Five Pro Tips in Creating a Logo

To avoid creating a cheesy or overly-complicated logo, follow a few design tips. Some of them include keeping the design elements in proportion, using a simple color palette, and avoiding copycat logos. If you can master these tips, your logo design will surely stand out from the crowd. However, remember that these tips may not work for every logo design.Tips For Creating Logo

Avoiding Cliches

The number one essential factor when you create a logo is to avoid using cliches. Clichés are corny words, phrases, and design elements that have been overused, meaning they lose their meaning and become corny. Avoid these words and phrases in your logo design.

While using cliches in your design may be tempting, this can sabotage your creative freedom. Using a logo that evokes the same feeling like a competitor will make it difficult to stand out from the competition and have your company recognized by many people. Moreover, using a logo with cliches can cause copyright issues, limiting your competitive advantage and allowing your competitors to take a bite out of your market share.

Keeping Design Elements In Proportion

When designing logos, remember the golden rule: keep all elements in proportion. Each design element has a specific visual weight, such as the font or color of the text, and balance between the two. Too many design elements can make a logo look unbalanced. This golden rule is a key to logo design and will help you achieve a cohesive, balanced brand image.

When creating a logo, keep in mind the big picture. Consider the basic framework of your organization and the different brand offerings. You might have sub-brands, different services, or even a master brand. If so, consider each brand’s proportions and consider whether they’re close family members or distant relatives. A brand should communicate its unique value and products and services without making the different elements seem insignificant.

Keeping Color Palette Simple

Keep your logo color palette to three or four primary colors, depending on your brand’s personality. A triadic palette can be a great choice if you’re looking to avoid too much contrast.

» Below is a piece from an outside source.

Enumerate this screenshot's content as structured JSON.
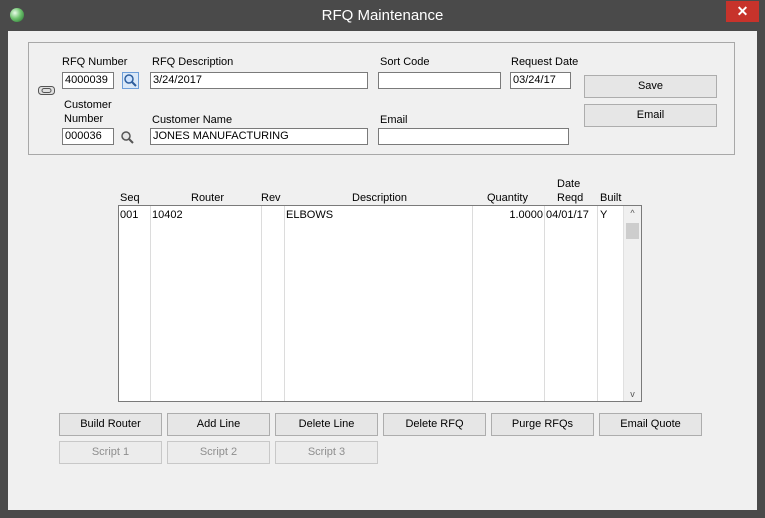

To create a logo, you can choose complementary colors for contrast. Complementary colors are found on the color wheel and enhance each other. For example, green boosts red while blue helps orange. Likewise, purple brings out red, and so does green. Complementary colors will make your logo stand out from the crowd.

Avoiding Copycat Logos

One way to avoid copycat logos is to create a unique logo. Unlike competitors’ logos, your logo should be unique and emphasize your product’s special qualities. Consider the logo of Pepsi, for example. It was a copycat of Coca-Cola’s logo, and its red, blue, and white color scheme was very similar to that of Coca-Cola.

While copying a successful brand is tempting, this is a bad idea. It makes your business look mediocre, and consumers will assume that it lacks originality. Instead of aspiring to be the next Burger King, strive to make your logo distinctive. While copying an iconic logo is tempting, you should strive to be a trendsetter and avoid copying competitors’ branding. Don’t copy another brand’s logo without figuring out how it looks like yours.

Keeping Design Elements In Line With Your Target Demographic

When creating a logo, it is essential to keep design elements in line with your target demographic. For example, western audiences generally read from left to right, so things on the left side of a logo will be perceived as necessary. Likewise, items that are spaced differently will give a more relaxing effect. For example, if your target audience is primarily men, using large, empty spaces could make them feel more masculine and stable.

A logo is the face of your business, and as such, it should be as appealing and memorable as possible. It should be able to connect with your target demographic instantly. It should convey a message about your product or service and create a memorable image in people’s minds. Keeping design elements in line with your target demographic is essential to its success.